Greeting, meeting and eating their way around the world
The meal sounds simple enough — a chicken club sandwich with turkey, bacon, avocado, tomatoes and grilled chicken on homemade bread. But for Austin Simmons and Andrew Vanover it was another chance to make a new friend.
Simmons (a rising senior at NC State) and Vanover (a recent NC State grad) are traveling the world this summer. They have a specific goal in mind for their travels — to make new friends in each country by asking strangers to join them for a meal. They even have a name for their journey — 50 days 50 meals.
And so, while in Capetown, South Africa, they enjoyed a chicken club at The Green Room, a small surf shop owned by a man named Ollie. “He started his own shop six years ago after being a waiter for 15 years in various locations around the globe,” Simmons wrote in an email while on board a plane destined for Turkey. “He decided he wanted to do something on his own and opened The Green Room. We hung out with him for a bit and got to hear his story! Fantastic stuff.”
Simmons, a Caldwell Fellow, says that he and Vanover wanted to take a trip where they could tap into their shared passion for photography, film and graphic design. But they also wanted the trip to have purpose or, as Simmons says, “something that had some backbone to it.” They offered further explanation for their journey on their blog.
“We both had a love for food and people, so we came up with the concept of engaging with at least one person a day on a personal level,” Simmons says. “We wanted to just love them. We thought, what better platform to reach people than through food. We wanted to engage individuals from multiple socioeconomic backgrounds using the bistro table as common ground. We wanted to hear their stories, hear a their perspective on various topics, learn from different cultures.”
Their travels will ultimately take them to 19 different countries, including Peru, India, China and New Zealand. To pay for the trip, Simmons and Vanover worked for almost six months to get sponsors for each day of their journey. Given the trip’s focus on food, it’s not surprising that many of the sponsors are restaurants in the Triangle — places like Humble Pie, Elmo’s Diner, Vin Rouge and Amante Gourmet Pizza. Other business sponsors include High Rock Partners, Southern Rail and, fittingly, The Globetrotter Luggage & Gifts.
Simmons and Vanover typically arrive in each country with no plans and no place to stay. Their goal is to meet a stranger, offer to buy them dinner and then get to know them over a meal. They take photos and videos of their new friends, and share their experiences on a blog and Web site they are maintaining for their trip. Simmons says the craziest meal they have had so far was a South African sandwich known as a “Gatsby” that is stuffed with different meats, french fries and a special sauce.
“It is important to note that the conversation is the MOST important part,” Simmons wrote. “The paying for the meal is just something we try our best to do to show the true nature of our hearts.”

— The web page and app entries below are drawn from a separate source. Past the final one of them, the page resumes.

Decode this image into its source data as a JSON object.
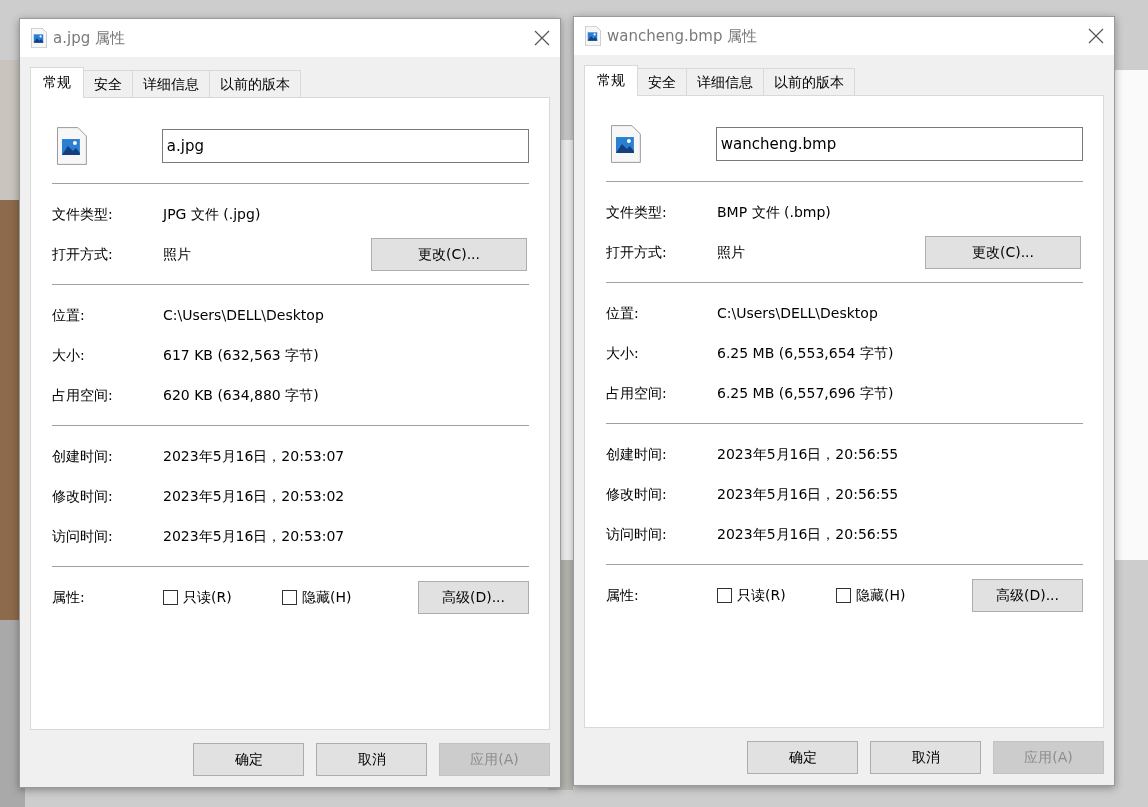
{
  "dialogs": [
    {
      "title": "a.jpg 属性",
      "tabs": [
        {
          "label": "常规",
          "selected": true
        },
        {
          "label": "安全",
          "selected": false
        },
        {
          "label": "详细信息",
          "selected": false
        },
        {
          "label": "以前的版本",
          "selected": false
        }
      ],
      "file_name": "a.jpg",
      "sections": [
        [
          {
            "label": "文件类型:",
            "value": "JPG 文件 (.jpg)"
          },
          {
            "label": "打开方式:",
            "value": "照片",
            "button": "更改(C)..."
          }
        ],
        [
          {
            "label": "位置:",
            "value": "C:\\Users\\DELL\\Desktop"
          },
          {
            "label": "大小:",
            "value": "617 KB (632,563 字节)"
          },
          {
            "label": "占用空间:",
            "value": "620 KB (634,880 字节)"
          }
        ],
        [
          {
            "label": "创建时间:",
            "value": "2023年5月16日，20:53:07"
          },
          {
            "label": "修改时间:",
            "value": "2023年5月16日，20:53:02"
          },
          {
            "label": "访问时间:",
            "value": "2023年5月16日，20:53:07"
          }
        ]
      ],
      "attributes": {
        "label": "属性:",
        "checkboxes": [
          {
            "label": "只读(R)",
            "checked": false
          },
          {
            "label": "隐藏(H)",
            "checked": false
          }
        ],
        "button": "高级(D)..."
      },
      "buttons": [
        {
          "label": "确定",
          "disabled": false
        },
        {
          "label": "取消",
          "disabled": false
        },
        {
          "label": "应用(A)",
          "disabled": true
        }
      ]
    },
    {
      "title": "wancheng.bmp 属性",
      "tabs": [
        {
          "label": "常规",
          "selected": true
        },
        {
          "label": "安全",
          "selected": false
        },
        {
          "label": "详细信息",
          "selected": false
        },
        {
          "label": "以前的版本",
          "selected": false
        }
      ],
      "file_name": "wancheng.bmp",
      "sections": [
        [
          {
            "label": "文件类型:",
            "value": "BMP 文件 (.bmp)"
          },
          {
            "label": "打开方式:",
            "value": "照片",
            "button": "更改(C)..."
          }
        ],
        [
          {
            "label": "位置:",
            "value": "C:\\Users\\DELL\\Desktop"
          },
          {
            "label": "大小:",
            "value": "6.25 MB (6,553,654 字节)"
          },
          {
            "label": "占用空间:",
            "value": "6.25 MB (6,557,696 字节)"
          }
        ],
        [
          {
            "label": "创建时间:",
            "value": "2023年5月16日，20:56:55"
          },
          {
            "label": "修改时间:",
            "value": "2023年5月16日，20:56:55"
          },
          {
            "label": "访问时间:",
            "value": "2023年5月16日，20:56:55"
          }
        ]
      ],
      "attributes": {
        "label": "属性:",
        "checkboxes": [
          {
            "label": "只读(R)",
            "checked": false
          },
          {
            "label": "隐藏(H)",
            "checked": false
          }
        ],
        "button": "高级(D)..."
      },
      "buttons": [
        {
          "label": "确定",
          "disabled": false
        },
        {
          "label": "取消",
          "disabled": false
        },
        {
          "label": "应用(A)",
          "disabled": true
        }
      ]
    }
  ]
}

The two are a couple of weeks into their journey, and Simmons says they have already met dozens of “amazing people.”
“The most exciting thing is knowing that every day is a surprise,” he says. “We have learned to expect the unexpected, let the place we are lead/guide us in whichever and whatever way it wants. And when we don’t understand someone, just smile and say hello!”
Simmons says they hope to turn their journey — and the photos and videos they have taken along the way — into a publication, a documentary and “hopefully” an exhibit at the Contemporary Art Museum in downtown Raleigh.
“We’re not changing the world,” Simmons says, “but it is really rewarding to leave a place with new friends and stories to tell.”